The most common huqin are the erhu, which are tuned to a middle range; zhonghu, which is tuned to a lower register, and gaohu, which is tuned to the highest pitch. Over thirty types of huqin instruments have been documented.

Huqin instruments are believed to descend from an instrument called the xiqin (奚琴), originally played by the Xi, a nomadic people of Central Asia.

In the 20th century, large bass huqin such as the dihu, gehu, and diyingehu were developed for use in modern Chinese orchestras. Of these, the gehu and diyingehu would be analogous to occidental double basses, and were designed to have a timbre that would blend in with the sound of traditional huqin. These instruments generally have four strings and fingerboards, and are played in a similar manner to cellos and double basses, and are very different from the traditional huqin.
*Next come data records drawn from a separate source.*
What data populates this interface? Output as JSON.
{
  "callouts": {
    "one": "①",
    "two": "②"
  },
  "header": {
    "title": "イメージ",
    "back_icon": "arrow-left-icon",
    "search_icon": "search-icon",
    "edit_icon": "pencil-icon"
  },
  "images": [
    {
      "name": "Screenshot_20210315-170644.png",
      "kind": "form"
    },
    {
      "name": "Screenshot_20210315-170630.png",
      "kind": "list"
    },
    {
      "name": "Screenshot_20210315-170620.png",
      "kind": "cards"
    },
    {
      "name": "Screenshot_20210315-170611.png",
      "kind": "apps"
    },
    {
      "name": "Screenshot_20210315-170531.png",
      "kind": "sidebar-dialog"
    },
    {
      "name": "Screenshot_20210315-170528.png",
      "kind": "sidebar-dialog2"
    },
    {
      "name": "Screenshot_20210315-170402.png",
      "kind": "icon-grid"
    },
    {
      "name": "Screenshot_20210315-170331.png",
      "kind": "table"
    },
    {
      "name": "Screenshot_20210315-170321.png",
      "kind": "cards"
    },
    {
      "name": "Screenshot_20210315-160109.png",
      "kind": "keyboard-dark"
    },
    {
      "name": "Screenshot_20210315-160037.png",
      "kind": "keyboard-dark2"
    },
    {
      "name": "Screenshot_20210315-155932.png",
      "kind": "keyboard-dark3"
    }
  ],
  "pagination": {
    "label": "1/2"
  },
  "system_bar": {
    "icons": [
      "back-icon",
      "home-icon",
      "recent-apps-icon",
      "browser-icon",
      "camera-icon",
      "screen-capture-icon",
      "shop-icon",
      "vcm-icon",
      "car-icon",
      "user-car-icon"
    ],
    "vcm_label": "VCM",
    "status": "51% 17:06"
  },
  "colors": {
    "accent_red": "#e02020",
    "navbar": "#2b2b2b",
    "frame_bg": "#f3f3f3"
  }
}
Similar instruments also feature in the music traditions of neighboring countries, such as Mongolia, Korea, Japan, Kyrgyzstan, Vietnam, Thailand, Cambodia and Laos.

List of Chinese huqin instruments[edit]

Related instruments in other Asian nations[edit]

Cambodia[edit]

Japan[edit]

  • Kokyū (Japan) (though this is actually descended from the rebab and related instruments, through South East Asia and the Ryukyu islands)[2]

Korea[edit]

Kyrgyzstan[edit]

Mongolia[edit]

Thailand[edit]

Tuva[edit]

Vietnam[edit]

See also[edit]

Notes[edit]

  1. ^ http://chinesefinearts.org/resources/information-about-chinese-instruments/
  2. ^ Minoru, Miki 2008, Composing for Japanese Instruments, pp 116-117

External links[edit]

Photographs[edit]